PROBLEM DETAILS: Among the entries, find each line that includes the string "this" and list it.

[GIVEN INFORMATION Boundary: Start]

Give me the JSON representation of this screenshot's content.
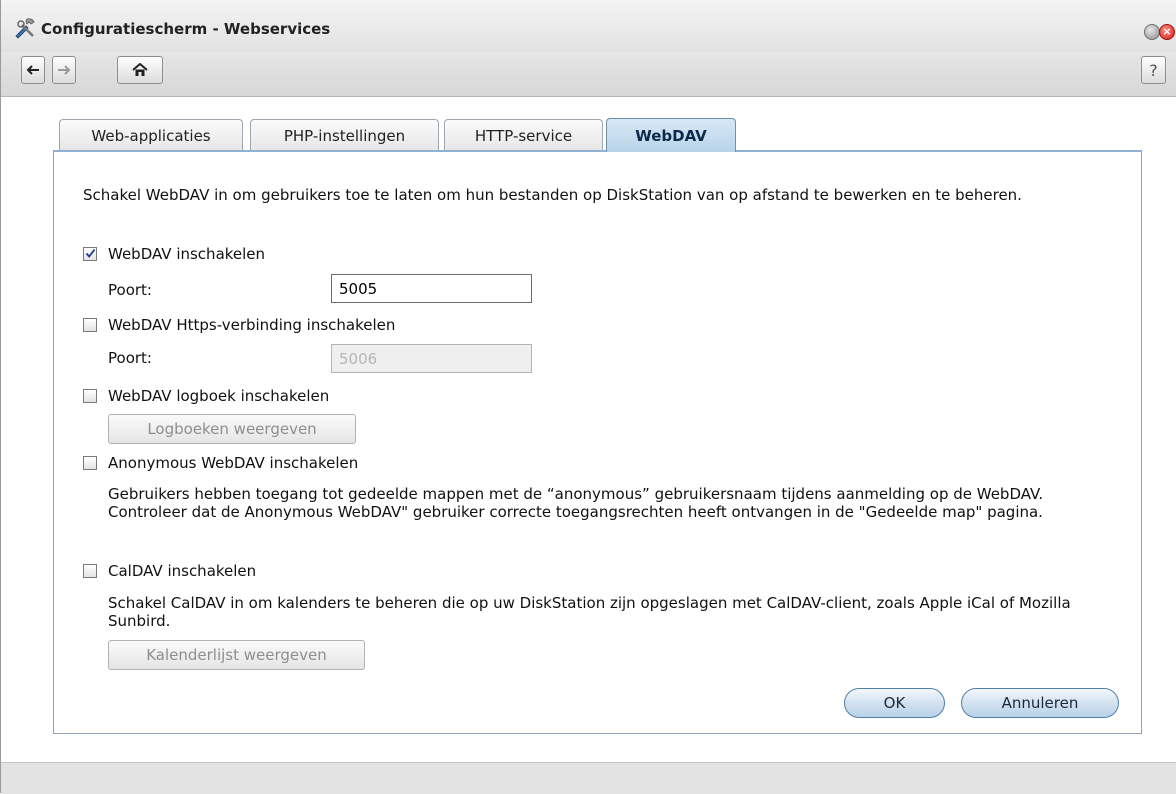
{
  "window": {
    "title": "Configuratiescherm - Webservices",
    "help_label": "?"
  },
  "tabs": [
    {
      "label": "Web-applicaties",
      "active": false
    },
    {
      "label": "PHP-instellingen",
      "active": false
    },
    {
      "label": "HTTP-service",
      "active": false
    },
    {
      "label": "WebDAV",
      "active": true
    }
  ],
  "webdav": {
    "description": "Schakel WebDAV in om gebruikers toe te laten om hun bestanden op DiskStation van op afstand te bewerken en te beheren.",
    "enable_label": "WebDAV inschakelen",
    "enable_checked": true,
    "port_label": "Poort:",
    "port_value": "5005",
    "https_label": "WebDAV Https-verbinding inschakelen",
    "https_checked": false,
    "https_port_label": "Poort:",
    "https_port_value": "5006",
    "log_label": "WebDAV logboek inschakelen",
    "log_checked": false,
    "log_button": "Logboeken weergeven",
    "anon_label": "Anonymous WebDAV inschakelen",
    "anon_checked": false,
    "anon_description": "Gebruikers hebben toegang tot gedeelde mappen met de “anonymous” gebruikersnaam tijdens aanmelding op de WebDAV. Controleer dat de Anonymous WebDAV\" gebruiker correcte toegangsrechten heeft ontvangen in de \"Gedeelde map\" pagina.",
    "caldav_label": "CalDAV inschakelen",
    "caldav_checked": false,
    "caldav_description": "Schakel CalDAV in om kalenders te beheren die op uw DiskStation zijn opgeslagen met CalDAV-client, zoals Apple iCal of Mozilla Sunbird.",
    "calendar_button": "Kalenderlijst weergeven"
  },
  "actions": {
    "ok": "OK",
    "cancel": "Annuleren"
  },
  "colors": {
    "active_tab": "#b8d3ea",
    "pill_button": "#cfe0ef",
    "close_button": "#d0201a"
  },
  "icons": [
    "tools-icon",
    "minimize-icon",
    "close-icon",
    "back-arrow-icon",
    "forward-arrow-icon",
    "home-icon",
    "help-icon",
    "checkmark-icon"
  ]
}
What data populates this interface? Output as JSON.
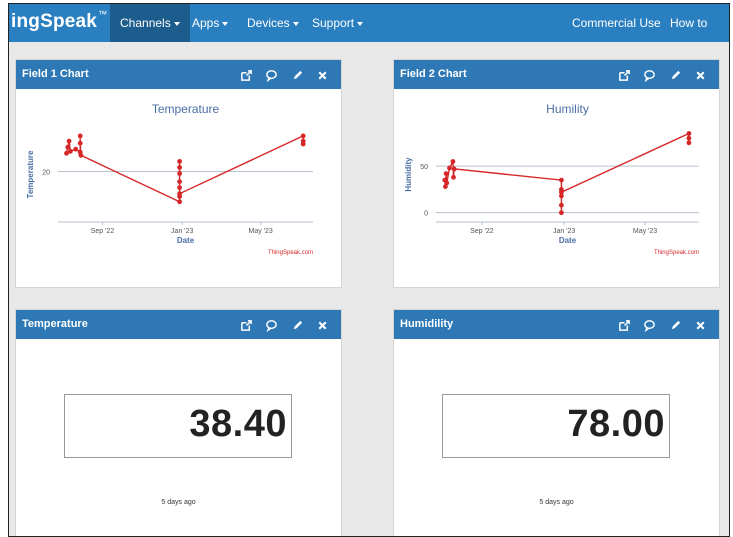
{
  "nav": {
    "brand": "ingSpeak",
    "brand_tm": "™",
    "items": [
      {
        "label": "Channels",
        "active": true
      },
      {
        "label": "Apps",
        "active": false
      },
      {
        "label": "Devices",
        "active": false
      },
      {
        "label": "Support",
        "active": false
      }
    ],
    "right_items": [
      {
        "label": "Commercial Use"
      },
      {
        "label": "How to Buy"
      }
    ]
  },
  "panels": [
    {
      "title": "Field 1 Chart"
    },
    {
      "title": "Field 2 Chart"
    },
    {
      "title": "Temperature",
      "value": "38.40",
      "ago": "5 days ago"
    },
    {
      "title": "Humidility",
      "value": "78.00",
      "ago": "5 days ago"
    }
  ],
  "icons": [
    "external-link-icon",
    "comment-icon",
    "pencil-icon",
    "close-icon"
  ],
  "colors": {
    "nav": "#2a7fc0",
    "nav_active": "#1d5d8e",
    "panel_head": "#2e78b6",
    "series": "#d62728",
    "axis_text": "#4a6fa5"
  },
  "chart_data": [
    {
      "type": "line",
      "title": "Temperature",
      "xlabel": "Date",
      "ylabel": "Temperature",
      "x_ticks": [
        "Sep '22",
        "Jan '23",
        "May '23"
      ],
      "y_ticks": [
        "20"
      ],
      "credit": "ThingSpeak.com",
      "series": [
        {
          "values": [
            [
              "2022-07-08",
              24.5
            ],
            [
              "2022-07-10",
              26.0
            ],
            [
              "2022-07-12",
              27.5
            ],
            [
              "2022-07-14",
              25.0
            ],
            [
              "2022-07-22",
              25.5
            ],
            [
              "2022-07-29",
              24.8
            ],
            [
              "2022-07-29",
              28.8
            ],
            [
              "2022-07-29",
              27.0
            ],
            [
              "2022-07-30",
              24.0
            ],
            [
              "2022-12-28",
              12.5
            ],
            [
              "2022-12-28",
              13.8
            ],
            [
              "2022-12-28",
              16.0
            ],
            [
              "2022-12-28",
              17.5
            ],
            [
              "2022-12-28",
              19.5
            ],
            [
              "2022-12-28",
              21.0
            ],
            [
              "2022-12-28",
              22.5
            ],
            [
              "2022-12-28",
              14.5
            ],
            [
              "2023-07-05",
              28.8
            ],
            [
              "2023-07-05",
              27.5
            ],
            [
              "2023-07-05",
              26.8
            ]
          ]
        }
      ]
    },
    {
      "type": "line",
      "title": "Humility",
      "xlabel": "Date",
      "ylabel": "Humidity",
      "x_ticks": [
        "Sep '22",
        "Jan '23",
        "May '23"
      ],
      "y_ticks": [
        "50",
        "0"
      ],
      "credit": "ThingSpeak.com",
      "series": [
        {
          "values": [
            [
              "2022-07-08",
              35
            ],
            [
              "2022-07-09",
              28
            ],
            [
              "2022-07-10",
              42
            ],
            [
              "2022-07-11",
              32
            ],
            [
              "2022-07-15",
              48
            ],
            [
              "2022-07-20",
              55
            ],
            [
              "2022-07-21",
              38
            ],
            [
              "2022-07-22",
              47
            ],
            [
              "2022-12-28",
              35
            ],
            [
              "2022-12-28",
              25
            ],
            [
              "2022-12-28",
              18
            ],
            [
              "2022-12-28",
              8
            ],
            [
              "2022-12-28",
              0
            ],
            [
              "2022-12-28",
              22
            ],
            [
              "2023-07-05",
              85
            ],
            [
              "2023-07-05",
              80
            ],
            [
              "2023-07-05",
              75
            ]
          ]
        }
      ]
    }
  ]
}
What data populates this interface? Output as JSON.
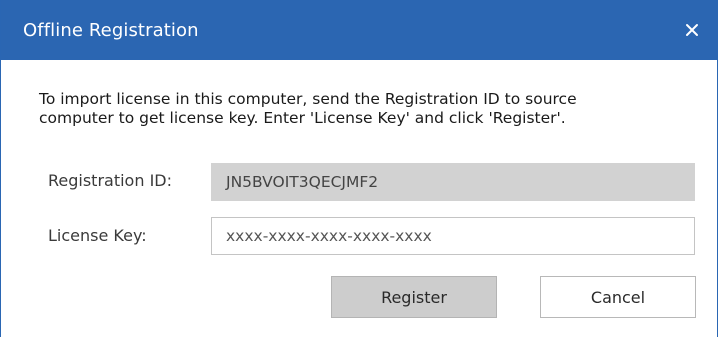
{
  "dialog": {
    "title": "Offline Registration",
    "close_icon": "close-icon",
    "accent_color": "#2b66b2"
  },
  "instructions": {
    "line1": "To import license in this computer, send the Registration ID to source",
    "line2": "computer to get license key. Enter 'License Key' and click 'Register'."
  },
  "registration": {
    "label": "Registration ID:",
    "value": "JN5BVOIT3QECJMF2"
  },
  "license": {
    "label": "License Key:",
    "placeholder": "xxxx-xxxx-xxxx-xxxx-xxxx"
  },
  "buttons": {
    "register_label": "Register",
    "cancel_label": "Cancel"
  }
}
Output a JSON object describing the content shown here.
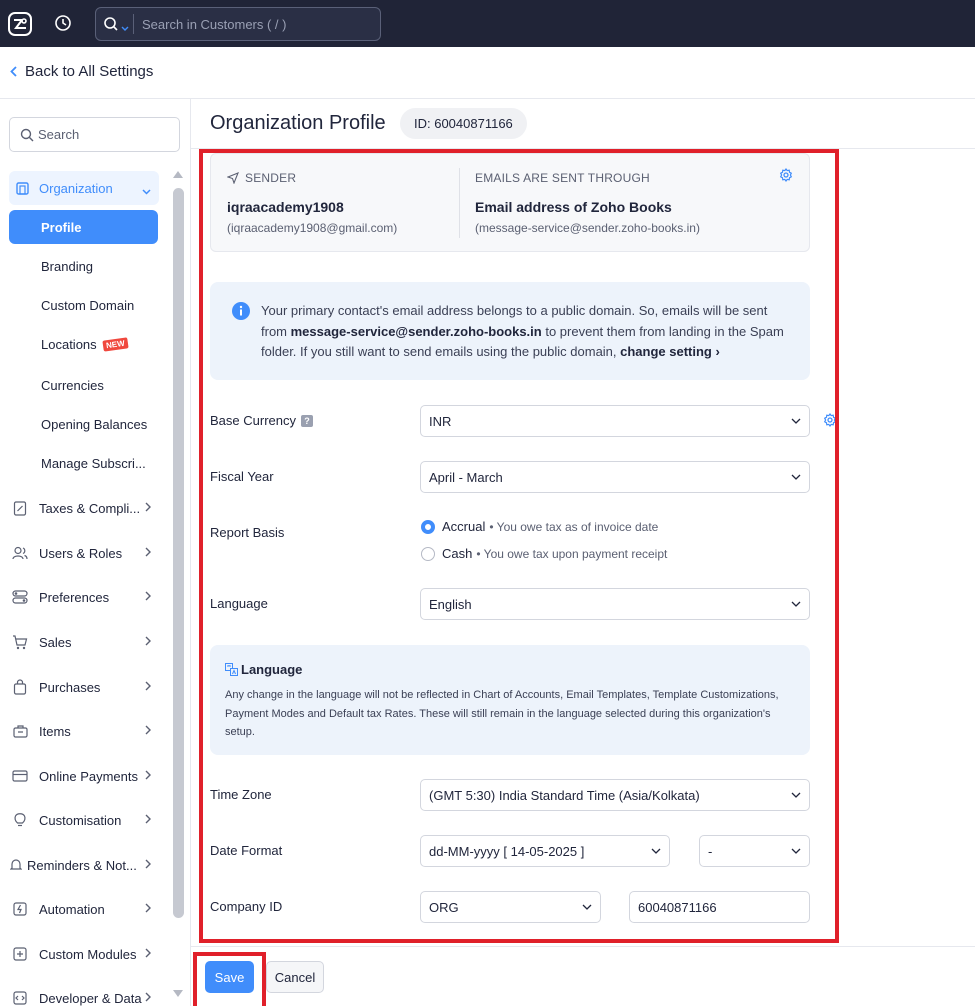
{
  "topbar": {
    "search_placeholder": "Search in Customers ( / )"
  },
  "back_link": "Back to All Settings",
  "sidebar": {
    "search_placeholder": "Search",
    "organization_label": "Organization",
    "sub_items": [
      {
        "label": "Profile",
        "active": true
      },
      {
        "label": "Branding"
      },
      {
        "label": "Custom Domain"
      },
      {
        "label": "Locations",
        "badge": "NEW"
      },
      {
        "label": "Currencies"
      },
      {
        "label": "Opening Balances"
      },
      {
        "label": "Manage Subscri..."
      }
    ],
    "nav_items": [
      {
        "label": "Taxes & Compli...",
        "icon": "tax-icon"
      },
      {
        "label": "Users & Roles",
        "icon": "users-icon"
      },
      {
        "label": "Preferences",
        "icon": "preferences-icon"
      },
      {
        "label": "Sales",
        "icon": "cart-icon"
      },
      {
        "label": "Purchases",
        "icon": "bag-icon"
      },
      {
        "label": "Items",
        "icon": "items-icon"
      },
      {
        "label": "Online Payments",
        "icon": "card-icon"
      },
      {
        "label": "Customisation",
        "icon": "bulb-icon"
      },
      {
        "label": "Reminders & Not...",
        "icon": "bell-icon"
      },
      {
        "label": "Automation",
        "icon": "lightning-icon"
      },
      {
        "label": "Custom Modules",
        "icon": "modules-icon"
      },
      {
        "label": "Developer & Data",
        "icon": "code-icon"
      }
    ]
  },
  "page": {
    "title": "Organization Profile",
    "org_id": "ID: 60040871166"
  },
  "sender_card": {
    "sender_caption": "SENDER",
    "sender_name": "iqraacademy1908",
    "sender_email": "(iqraacademy1908@gmail.com)",
    "through_caption": "EMAILS ARE SENT THROUGH",
    "through_name": "Email address of Zoho Books",
    "through_email": "(message-service@sender.zoho-books.in)"
  },
  "info_box": {
    "text_1": "Your primary contact's email address belongs to a public domain. So, emails will be sent from ",
    "bold_email": "message-service@sender.zoho-books.in",
    "text_2": " to prevent them from landing in the Spam folder. If you still want to send emails using the public domain, ",
    "link": "change setting ›"
  },
  "form": {
    "base_currency_label": "Base Currency",
    "base_currency_value": "INR",
    "fiscal_year_label": "Fiscal Year",
    "fiscal_year_value": "April - March",
    "report_basis_label": "Report Basis",
    "accrual_label": "Accrual",
    "accrual_note": "• You owe tax as of invoice date",
    "cash_label": "Cash",
    "cash_note": "• You owe tax upon payment receipt",
    "report_basis_selected": "Accrual",
    "language_label": "Language",
    "language_value": "English",
    "time_zone_label": "Time Zone",
    "time_zone_value": "(GMT 5:30) India Standard Time (Asia/Kolkata)",
    "date_format_label": "Date Format",
    "date_format_value": "dd-MM-yyyy [ 14-05-2025 ]",
    "date_separator_value": "-",
    "company_id_label": "Company ID",
    "company_id_type": "ORG",
    "company_id_value": "60040871166"
  },
  "language_note": {
    "title": "Language",
    "text": "Any change in the language will not be reflected in Chart of Accounts, Email Templates, Template Customizations, Payment Modes and Default tax Rates. These will still remain in the language selected during this organization's setup."
  },
  "footer": {
    "save_label": "Save",
    "cancel_label": "Cancel"
  },
  "colors": {
    "accent": "#408dfb",
    "topbar": "#202437",
    "highlight_frame": "#e0202a"
  }
}
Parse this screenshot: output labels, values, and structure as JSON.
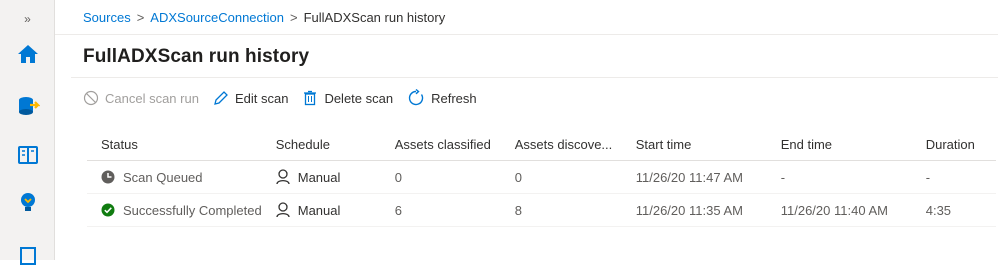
{
  "rail": {
    "expand_label": "»",
    "icons": [
      "home-icon",
      "data-source-icon",
      "catalog-icon",
      "insights-icon",
      "management-icon"
    ]
  },
  "breadcrumb": {
    "sources": "Sources",
    "connection": "ADXSourceConnection",
    "current": "FullADXScan run history",
    "separator": ">"
  },
  "page_title": "FullADXScan run history",
  "toolbar": {
    "cancel_label": "Cancel scan run",
    "edit_label": "Edit scan",
    "delete_label": "Delete scan",
    "refresh_label": "Refresh"
  },
  "table": {
    "columns": [
      "Status",
      "Schedule",
      "Assets classified",
      "Assets discove...",
      "Start time",
      "End time",
      "Duration"
    ],
    "rows": [
      {
        "status": "Scan Queued",
        "status_icon": "clock-icon",
        "schedule": "Manual",
        "assets_classified": "0",
        "assets_discovered": "0",
        "start_time": "11/26/20 11:47 AM",
        "end_time": "-",
        "duration": "-"
      },
      {
        "status": "Successfully Completed",
        "status_icon": "check-circle-icon",
        "schedule": "Manual",
        "assets_classified": "6",
        "assets_discovered": "8",
        "start_time": "11/26/20 11:35 AM",
        "end_time": "11/26/20 11:40 AM",
        "duration": "4:35"
      }
    ]
  },
  "colors": {
    "link": "#0078d4",
    "success": "#107c10",
    "queued": "#605e5c",
    "rail_background": "#f3f2f1"
  }
}
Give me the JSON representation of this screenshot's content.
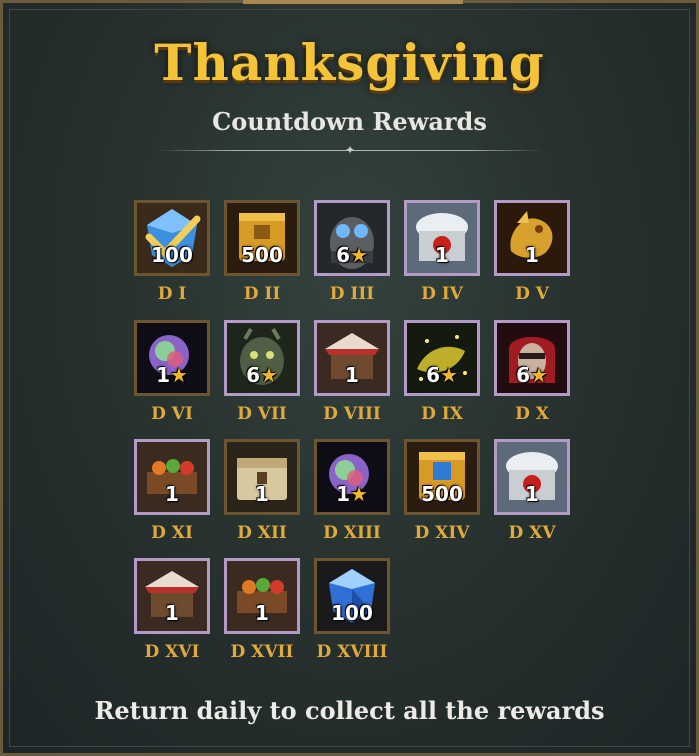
{
  "header": {
    "title": "Thanksgiving",
    "subtitle": "Countdown Rewards"
  },
  "rewards": [
    {
      "day": "D I",
      "qty": "100",
      "star": false,
      "item": "gem-checkmark-icon",
      "frame": "gold"
    },
    {
      "day": "D II",
      "qty": "500",
      "star": false,
      "item": "gold-crate-icon",
      "frame": "gold"
    },
    {
      "day": "D III",
      "qty": "6",
      "star": true,
      "item": "hero-goggles-portrait-icon",
      "frame": "purple"
    },
    {
      "day": "D IV",
      "qty": "1",
      "star": false,
      "item": "snowy-lantern-building-icon",
      "frame": "purple"
    },
    {
      "day": "D V",
      "qty": "1",
      "star": false,
      "item": "golden-dragon-icon",
      "frame": "purple"
    },
    {
      "day": "D VI",
      "qty": "1",
      "star": true,
      "item": "rainbow-orb-icon",
      "frame": "gold"
    },
    {
      "day": "D VII",
      "qty": "6",
      "star": true,
      "item": "forest-beast-portrait-icon",
      "frame": "purple"
    },
    {
      "day": "D VIII",
      "qty": "1",
      "star": false,
      "item": "market-stall-icon",
      "frame": "purple"
    },
    {
      "day": "D IX",
      "qty": "6",
      "star": true,
      "item": "golden-sparkle-beast-icon",
      "frame": "purple"
    },
    {
      "day": "D X",
      "qty": "6",
      "star": true,
      "item": "masked-warrior-portrait-icon",
      "frame": "purple"
    },
    {
      "day": "D XI",
      "qty": "1",
      "star": false,
      "item": "vegetable-cart-icon",
      "frame": "purple"
    },
    {
      "day": "D XII",
      "qty": "1",
      "star": false,
      "item": "ornate-chest-icon",
      "frame": "gold"
    },
    {
      "day": "D XIII",
      "qty": "1",
      "star": true,
      "item": "rainbow-orb-icon",
      "frame": "gold"
    },
    {
      "day": "D XIV",
      "qty": "500",
      "star": false,
      "item": "gold-crate-blue-icon",
      "frame": "gold"
    },
    {
      "day": "D XV",
      "qty": "1",
      "star": false,
      "item": "snowy-lantern-building-icon",
      "frame": "purple"
    },
    {
      "day": "D XVI",
      "qty": "1",
      "star": false,
      "item": "market-stall-icon",
      "frame": "purple"
    },
    {
      "day": "D XVII",
      "qty": "1",
      "star": false,
      "item": "vegetable-cart-icon",
      "frame": "purple"
    },
    {
      "day": "D XVIII",
      "qty": "100",
      "star": false,
      "item": "blue-gem-icon",
      "frame": "gold"
    }
  ],
  "footer": {
    "message": "Return daily to collect all the rewards"
  },
  "colors": {
    "title": "#f3c43a",
    "day_label": "#e0a93a",
    "star": "#f2b72b",
    "frame_gold": "#6e5532",
    "frame_purple": "#b49ac7"
  }
}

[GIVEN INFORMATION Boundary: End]

OUTPUT OF THE EXERCISE:
Give me the JSON representation of this screenshot's content.
What data populates this interface? Output as JSON.
What data populates this interface? Output as JSON.
    "line1": "To import license in this computer, send the Registration ID to source",
    "text": "Any change in the language will not be reflected in Chart of Accounts, Email Templates, Template Customizations, Payment Modes and Default tax Rates. These will still remain in the language selected during this organization's setup."
Parse this screenshot: output labels, values, and structure as JSON.
Give me the JSON representation of this screenshot's content.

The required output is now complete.